-- WORK INSTRUCTIONS --
All lines in the data that hold the word "flag" need copying.

-- EXCERPTED RECORDS --
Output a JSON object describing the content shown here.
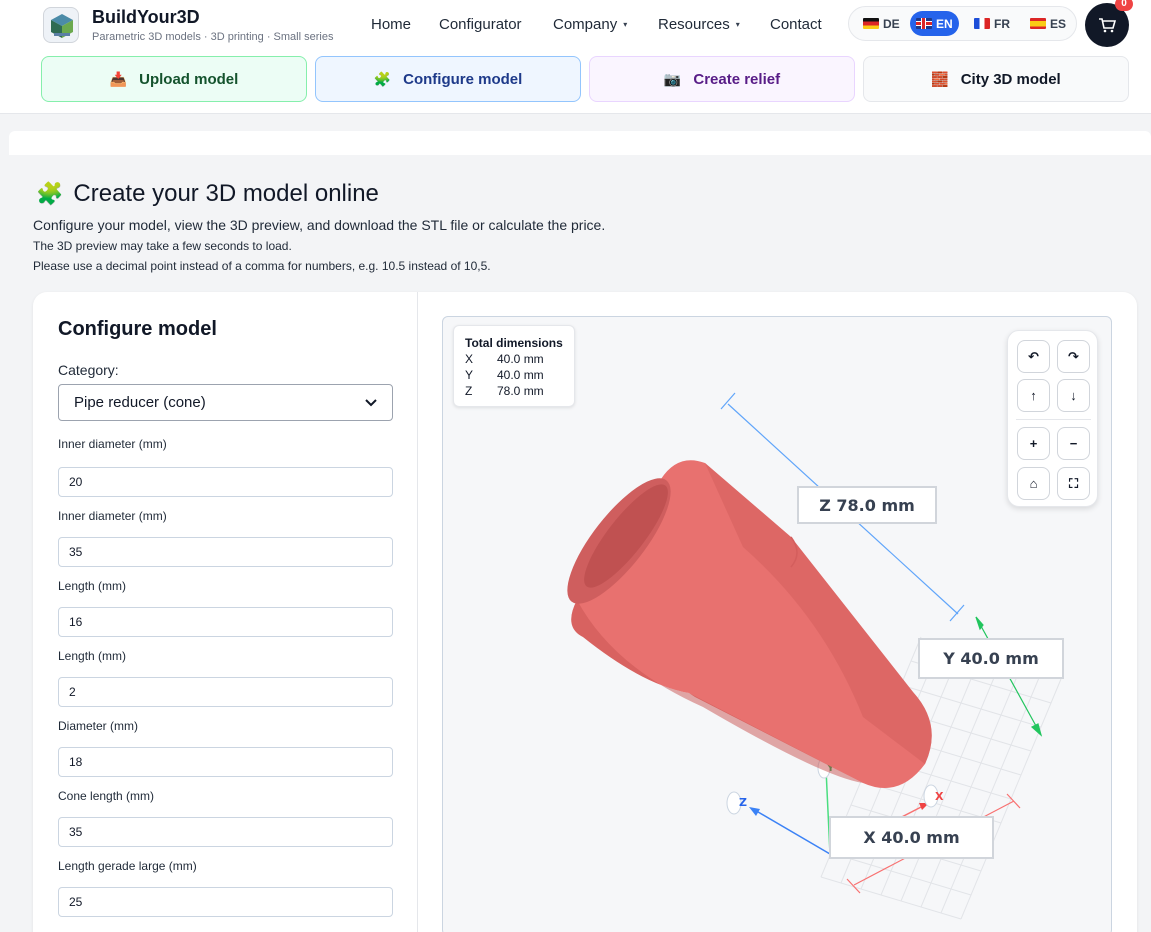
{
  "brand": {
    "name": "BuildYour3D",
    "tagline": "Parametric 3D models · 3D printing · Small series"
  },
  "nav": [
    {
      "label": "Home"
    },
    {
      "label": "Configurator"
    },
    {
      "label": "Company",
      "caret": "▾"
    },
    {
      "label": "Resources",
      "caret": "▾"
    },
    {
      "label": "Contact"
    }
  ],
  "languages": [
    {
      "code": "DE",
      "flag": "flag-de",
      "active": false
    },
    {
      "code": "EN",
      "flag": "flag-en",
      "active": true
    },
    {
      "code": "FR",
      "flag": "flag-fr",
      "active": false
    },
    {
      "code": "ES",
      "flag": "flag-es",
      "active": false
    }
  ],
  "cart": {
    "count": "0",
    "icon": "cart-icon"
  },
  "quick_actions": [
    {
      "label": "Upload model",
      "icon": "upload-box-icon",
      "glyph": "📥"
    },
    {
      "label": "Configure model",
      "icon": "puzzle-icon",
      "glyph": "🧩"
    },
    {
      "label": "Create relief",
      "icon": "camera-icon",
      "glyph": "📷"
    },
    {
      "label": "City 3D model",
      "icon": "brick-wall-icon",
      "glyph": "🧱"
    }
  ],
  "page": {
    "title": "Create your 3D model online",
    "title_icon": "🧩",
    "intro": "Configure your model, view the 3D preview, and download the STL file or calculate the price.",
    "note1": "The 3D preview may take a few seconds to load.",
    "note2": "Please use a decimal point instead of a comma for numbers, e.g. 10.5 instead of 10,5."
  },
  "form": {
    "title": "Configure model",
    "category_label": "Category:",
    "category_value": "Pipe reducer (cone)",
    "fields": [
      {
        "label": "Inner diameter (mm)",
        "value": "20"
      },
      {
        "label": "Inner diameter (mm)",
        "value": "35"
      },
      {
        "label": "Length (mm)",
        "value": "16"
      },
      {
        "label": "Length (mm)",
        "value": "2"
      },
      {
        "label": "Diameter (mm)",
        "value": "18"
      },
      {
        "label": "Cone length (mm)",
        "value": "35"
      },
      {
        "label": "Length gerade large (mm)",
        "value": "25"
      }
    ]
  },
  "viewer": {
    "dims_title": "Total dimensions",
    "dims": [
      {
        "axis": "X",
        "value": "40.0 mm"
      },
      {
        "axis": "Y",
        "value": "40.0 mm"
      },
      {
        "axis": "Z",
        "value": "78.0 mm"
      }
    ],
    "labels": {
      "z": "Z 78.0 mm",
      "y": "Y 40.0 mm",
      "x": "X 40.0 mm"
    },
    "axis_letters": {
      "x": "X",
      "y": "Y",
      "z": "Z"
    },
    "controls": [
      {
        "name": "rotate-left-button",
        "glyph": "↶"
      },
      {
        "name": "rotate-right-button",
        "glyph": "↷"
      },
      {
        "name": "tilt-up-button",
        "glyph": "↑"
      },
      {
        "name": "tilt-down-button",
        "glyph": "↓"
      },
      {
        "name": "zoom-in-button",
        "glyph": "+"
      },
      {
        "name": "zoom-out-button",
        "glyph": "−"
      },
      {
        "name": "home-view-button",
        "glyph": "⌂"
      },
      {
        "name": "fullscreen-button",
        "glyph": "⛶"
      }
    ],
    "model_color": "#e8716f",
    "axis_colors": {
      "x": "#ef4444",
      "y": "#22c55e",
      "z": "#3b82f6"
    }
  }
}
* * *
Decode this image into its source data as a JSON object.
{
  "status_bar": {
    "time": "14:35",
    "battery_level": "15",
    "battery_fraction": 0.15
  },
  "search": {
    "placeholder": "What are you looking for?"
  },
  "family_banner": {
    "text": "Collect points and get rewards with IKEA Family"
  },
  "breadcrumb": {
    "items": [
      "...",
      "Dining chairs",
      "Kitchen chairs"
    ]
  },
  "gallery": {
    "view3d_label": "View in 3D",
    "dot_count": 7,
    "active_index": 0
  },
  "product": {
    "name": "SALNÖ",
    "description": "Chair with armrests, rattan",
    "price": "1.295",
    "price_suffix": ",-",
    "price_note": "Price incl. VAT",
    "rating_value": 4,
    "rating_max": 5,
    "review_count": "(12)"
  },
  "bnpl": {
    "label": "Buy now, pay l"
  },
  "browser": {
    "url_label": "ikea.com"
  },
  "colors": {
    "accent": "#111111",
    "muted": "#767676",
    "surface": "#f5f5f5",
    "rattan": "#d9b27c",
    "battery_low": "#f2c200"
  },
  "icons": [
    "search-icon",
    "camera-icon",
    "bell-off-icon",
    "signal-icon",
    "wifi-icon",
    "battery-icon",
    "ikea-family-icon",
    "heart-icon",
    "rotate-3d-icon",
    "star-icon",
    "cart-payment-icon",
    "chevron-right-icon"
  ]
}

-- SOLUTION TO THE PROBLEM --
      "flag": "flag-de",
      "flag": "flag-en",
      "flag": "flag-fr",
      "flag": "flag-es",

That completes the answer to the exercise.